> [MATERIAL TO PROCESS]:
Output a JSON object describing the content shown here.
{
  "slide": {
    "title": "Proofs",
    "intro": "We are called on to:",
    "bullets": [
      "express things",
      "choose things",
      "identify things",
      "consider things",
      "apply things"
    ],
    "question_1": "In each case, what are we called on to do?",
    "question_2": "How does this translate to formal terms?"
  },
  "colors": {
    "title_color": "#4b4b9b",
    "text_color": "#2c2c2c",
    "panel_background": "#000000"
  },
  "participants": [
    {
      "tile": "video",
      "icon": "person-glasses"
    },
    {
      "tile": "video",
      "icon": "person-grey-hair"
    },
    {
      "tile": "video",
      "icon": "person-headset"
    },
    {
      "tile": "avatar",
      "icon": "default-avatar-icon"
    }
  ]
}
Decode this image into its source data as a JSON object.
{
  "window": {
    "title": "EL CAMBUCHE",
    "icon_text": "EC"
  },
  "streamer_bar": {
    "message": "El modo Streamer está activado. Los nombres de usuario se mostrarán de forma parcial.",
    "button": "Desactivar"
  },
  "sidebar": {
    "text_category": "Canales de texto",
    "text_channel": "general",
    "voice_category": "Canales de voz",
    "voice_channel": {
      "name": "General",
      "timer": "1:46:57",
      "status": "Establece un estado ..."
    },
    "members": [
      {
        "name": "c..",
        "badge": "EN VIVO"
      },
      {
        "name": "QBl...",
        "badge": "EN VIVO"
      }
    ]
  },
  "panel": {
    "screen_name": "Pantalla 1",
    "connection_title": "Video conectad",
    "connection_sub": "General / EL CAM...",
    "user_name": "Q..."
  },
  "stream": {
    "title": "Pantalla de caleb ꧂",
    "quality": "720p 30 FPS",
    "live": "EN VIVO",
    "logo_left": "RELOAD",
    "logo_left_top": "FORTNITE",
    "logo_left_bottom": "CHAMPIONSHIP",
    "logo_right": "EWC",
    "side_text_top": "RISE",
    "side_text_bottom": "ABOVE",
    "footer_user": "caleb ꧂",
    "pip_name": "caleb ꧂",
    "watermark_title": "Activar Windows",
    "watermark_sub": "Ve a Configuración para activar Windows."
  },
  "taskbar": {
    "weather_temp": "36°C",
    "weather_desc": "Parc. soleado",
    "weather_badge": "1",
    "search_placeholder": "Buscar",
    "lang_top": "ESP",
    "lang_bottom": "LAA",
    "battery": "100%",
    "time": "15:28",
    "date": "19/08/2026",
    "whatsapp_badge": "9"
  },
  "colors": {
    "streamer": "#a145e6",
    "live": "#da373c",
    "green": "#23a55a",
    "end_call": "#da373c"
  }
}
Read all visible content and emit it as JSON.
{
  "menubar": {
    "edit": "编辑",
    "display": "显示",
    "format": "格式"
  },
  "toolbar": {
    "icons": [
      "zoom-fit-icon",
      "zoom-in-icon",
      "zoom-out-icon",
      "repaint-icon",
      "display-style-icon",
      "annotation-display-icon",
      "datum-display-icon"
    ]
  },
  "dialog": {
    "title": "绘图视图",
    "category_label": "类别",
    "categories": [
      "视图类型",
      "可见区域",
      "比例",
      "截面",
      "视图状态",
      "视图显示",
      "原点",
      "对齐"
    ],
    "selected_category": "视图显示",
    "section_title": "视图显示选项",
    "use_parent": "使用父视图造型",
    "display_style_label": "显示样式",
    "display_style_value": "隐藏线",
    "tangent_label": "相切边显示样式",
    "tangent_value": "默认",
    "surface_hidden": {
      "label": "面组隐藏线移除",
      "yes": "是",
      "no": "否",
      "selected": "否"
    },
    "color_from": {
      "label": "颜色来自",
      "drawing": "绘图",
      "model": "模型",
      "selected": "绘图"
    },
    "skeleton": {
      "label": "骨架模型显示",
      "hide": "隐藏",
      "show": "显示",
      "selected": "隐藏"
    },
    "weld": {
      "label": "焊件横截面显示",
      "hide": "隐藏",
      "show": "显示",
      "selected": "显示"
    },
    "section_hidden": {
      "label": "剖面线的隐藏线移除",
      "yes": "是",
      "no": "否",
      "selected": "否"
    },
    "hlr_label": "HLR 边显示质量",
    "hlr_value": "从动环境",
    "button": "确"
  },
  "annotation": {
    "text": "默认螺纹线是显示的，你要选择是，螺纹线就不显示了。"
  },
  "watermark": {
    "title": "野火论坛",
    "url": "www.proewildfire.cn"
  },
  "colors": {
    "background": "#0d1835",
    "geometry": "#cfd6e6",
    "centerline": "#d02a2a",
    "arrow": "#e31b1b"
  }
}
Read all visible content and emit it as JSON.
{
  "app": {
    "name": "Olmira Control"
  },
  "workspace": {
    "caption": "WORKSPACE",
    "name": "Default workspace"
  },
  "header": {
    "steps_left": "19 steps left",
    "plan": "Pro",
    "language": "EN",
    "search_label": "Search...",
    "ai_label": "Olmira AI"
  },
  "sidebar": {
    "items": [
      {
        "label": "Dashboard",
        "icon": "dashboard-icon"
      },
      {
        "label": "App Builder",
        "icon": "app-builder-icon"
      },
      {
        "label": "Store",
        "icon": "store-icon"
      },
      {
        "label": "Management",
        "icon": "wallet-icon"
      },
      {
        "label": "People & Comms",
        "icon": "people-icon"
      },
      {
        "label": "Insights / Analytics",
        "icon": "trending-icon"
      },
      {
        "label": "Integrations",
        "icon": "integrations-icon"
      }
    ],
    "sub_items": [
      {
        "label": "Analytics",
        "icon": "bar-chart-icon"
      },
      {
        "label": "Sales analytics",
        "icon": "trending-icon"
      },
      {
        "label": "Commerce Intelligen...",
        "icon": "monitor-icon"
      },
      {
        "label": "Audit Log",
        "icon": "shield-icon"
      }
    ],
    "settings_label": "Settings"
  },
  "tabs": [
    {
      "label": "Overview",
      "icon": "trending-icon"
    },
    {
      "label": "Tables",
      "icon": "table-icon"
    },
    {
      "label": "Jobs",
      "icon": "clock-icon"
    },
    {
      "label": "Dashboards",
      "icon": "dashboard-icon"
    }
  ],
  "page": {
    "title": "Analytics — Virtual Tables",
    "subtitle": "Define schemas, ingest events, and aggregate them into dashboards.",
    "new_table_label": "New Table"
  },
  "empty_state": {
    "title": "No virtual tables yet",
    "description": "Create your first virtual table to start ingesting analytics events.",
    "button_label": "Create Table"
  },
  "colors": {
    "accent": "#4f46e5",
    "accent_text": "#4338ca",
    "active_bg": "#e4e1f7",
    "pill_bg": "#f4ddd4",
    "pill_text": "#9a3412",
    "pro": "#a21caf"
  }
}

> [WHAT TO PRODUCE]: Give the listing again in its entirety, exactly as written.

> [WRITTEN ANSWER]:
Output a JSON object describing the content shown here.
{
  "slide": {
    "title": "Proofs",
    "intro": "We are called on to:",
    "bullets": [
      "express things",
      "choose things",
      "identify things",
      "consider things",
      "apply things"
    ],
    "question_1": "In each case, what are we called on to do?",
    "question_2": "How does this translate to formal terms?"
  },
  "colors": {
    "title_color": "#4b4b9b",
    "text_color": "#2c2c2c",
    "panel_background": "#000000"
  },
  "participants": [
    {
      "tile": "video",
      "icon": "person-glasses"
    },
    {
      "tile": "video",
      "icon": "person-grey-hair"
    },
    {
      "tile": "video",
      "icon": "person-headset"
    },
    {
      "tile": "avatar",
      "icon": "default-avatar-icon"
    }
  ]
}
Decode this image into its source data as a JSON object.
{
  "window": {
    "title": "EL CAMBUCHE",
    "icon_text": "EC"
  },
  "streamer_bar": {
    "message": "El modo Streamer está activado. Los nombres de usuario se mostrarán de forma parcial.",
    "button": "Desactivar"
  },
  "sidebar": {
    "text_category": "Canales de texto",
    "text_channel": "general",
    "voice_category": "Canales de voz",
    "voice_channel": {
      "name": "General",
      "timer": "1:46:57",
      "status": "Establece un estado ..."
    },
    "members": [
      {
        "name": "c..",
        "badge": "EN VIVO"
      },
      {
        "name": "QBl...",
        "badge": "EN VIVO"
      }
    ]
  },
  "panel": {
    "screen_name": "Pantalla 1",
    "connection_title": "Video conectad",
    "connection_sub": "General / EL CAM...",
    "user_name": "Q..."
  },
  "stream": {
    "title": "Pantalla de caleb ꧂",
    "quality": "720p 30 FPS",
    "live": "EN VIVO",
    "logo_left": "RELOAD",
    "logo_left_top": "FORTNITE",
    "logo_left_bottom": "CHAMPIONSHIP",
    "logo_right": "EWC",
    "side_text_top": "RISE",
    "side_text_bottom": "ABOVE",
    "footer_user": "caleb ꧂",
    "pip_name": "caleb ꧂",
    "watermark_title": "Activar Windows",
    "watermark_sub": "Ve a Configuración para activar Windows."
  },
  "taskbar": {
    "weather_temp": "36°C",
    "weather_desc": "Parc. soleado",
    "weather_badge": "1",
    "search_placeholder": "Buscar",
    "lang_top": "ESP",
    "lang_bottom": "LAA",
    "battery": "100%",
    "time": "15:28",
    "date": "19/08/2026",
    "whatsapp_badge": "9"
  },
  "colors": {
    "streamer": "#a145e6",
    "live": "#da373c",
    "green": "#23a55a",
    "end_call": "#da373c"
  }
}
Read all visible content and emit it as JSON.
{
  "menubar": {
    "edit": "编辑",
    "display": "显示",
    "format": "格式"
  },
  "toolbar": {
    "icons": [
      "zoom-fit-icon",
      "zoom-in-icon",
      "zoom-out-icon",
      "repaint-icon",
      "display-style-icon",
      "annotation-display-icon",
      "datum-display-icon"
    ]
  },
  "dialog": {
    "title": "绘图视图",
    "category_label": "类别",
    "categories": [
      "视图类型",
      "可见区域",
      "比例",
      "截面",
      "视图状态",
      "视图显示",
      "原点",
      "对齐"
    ],
    "selected_category": "视图显示",
    "section_title": "视图显示选项",
    "use_parent": "使用父视图造型",
    "display_style_label": "显示样式",
    "display_style_value": "隐藏线",
    "tangent_label": "相切边显示样式",
    "tangent_value": "默认",
    "surface_hidden": {
      "label": "面组隐藏线移除",
      "yes": "是",
      "no": "否",
      "selected": "否"
    },
    "color_from": {
      "label": "颜色来自",
      "drawing": "绘图",
      "model": "模型",
      "selected": "绘图"
    },
    "skeleton": {
      "label": "骨架模型显示",
      "hide": "隐藏",
      "show": "显示",
      "selected": "隐藏"
    },
    "weld": {
      "label": "焊件横截面显示",
      "hide": "隐藏",
      "show": "显示",
      "selected": "显示"
    },
    "section_hidden": {
      "label": "剖面线的隐藏线移除",
      "yes": "是",
      "no": "否",
      "selected": "否"
    },
    "hlr_label": "HLR 边显示质量",
    "hlr_value": "从动环境",
    "button": "确"
  },
  "annotation": {
    "text": "默认螺纹线是显示的，你要选择是，螺纹线就不显示了。"
  },
  "watermark": {
    "title": "野火论坛",
    "url": "www.proewildfire.cn"
  },
  "colors": {
    "background": "#0d1835",
    "geometry": "#cfd6e6",
    "centerline": "#d02a2a",
    "arrow": "#e31b1b"
  }
}
Read all visible content and emit it as JSON.
{
  "app": {
    "name": "Olmira Control"
  },
  "workspace": {
    "caption": "WORKSPACE",
    "name": "Default workspace"
  },
  "header": {
    "steps_left": "19 steps left",
    "plan": "Pro",
    "language": "EN",
    "search_label": "Search...",
    "ai_label": "Olmira AI"
  },
  "sidebar": {
    "items": [
      {
        "label": "Dashboard",
        "icon": "dashboard-icon"
      },
      {
        "label": "App Builder",
        "icon": "app-builder-icon"
      },
      {
        "label": "Store",
        "icon": "store-icon"
      },
      {
        "label": "Management",
        "icon": "wallet-icon"
      },
      {
        "label": "People & Comms",
        "icon": "people-icon"
      },
      {
        "label": "Insights / Analytics",
        "icon": "trending-icon"
      },
      {
        "label": "Integrations",
        "icon": "integrations-icon"
      }
    ],
    "sub_items": [
      {
        "label": "Analytics",
        "icon": "bar-chart-icon"
      },
      {
        "label": "Sales analytics",
        "icon": "trending-icon"
      },
      {
        "label": "Commerce Intelligen...",
        "icon": "monitor-icon"
      },
      {
        "label": "Audit Log",
        "icon": "shield-icon"
      }
    ],
    "settings_label": "Settings"
  },
  "tabs": [
    {
      "label": "Overview",
      "icon": "trending-icon"
    },
    {
      "label": "Tables",
      "icon": "table-icon"
    },
    {
      "label": "Jobs",
      "icon": "clock-icon"
    },
    {
      "label": "Dashboards",
      "icon": "dashboard-icon"
    }
  ],
  "page": {
    "title": "Analytics — Virtual Tables",
    "subtitle": "Define schemas, ingest events, and aggregate them into dashboards.",
    "new_table_label": "New Table"
  },
  "empty_state": {
    "title": "No virtual tables yet",
    "description": "Create your first virtual table to start ingesting analytics events.",
    "button_label": "Create Table"
  },
  "colors": {
    "accent": "#4f46e5",
    "accent_text": "#4338ca",
    "active_bg": "#e4e1f7",
    "pill_bg": "#f4ddd4",
    "pill_text": "#9a3412",
    "pro": "#a21caf"
  }
}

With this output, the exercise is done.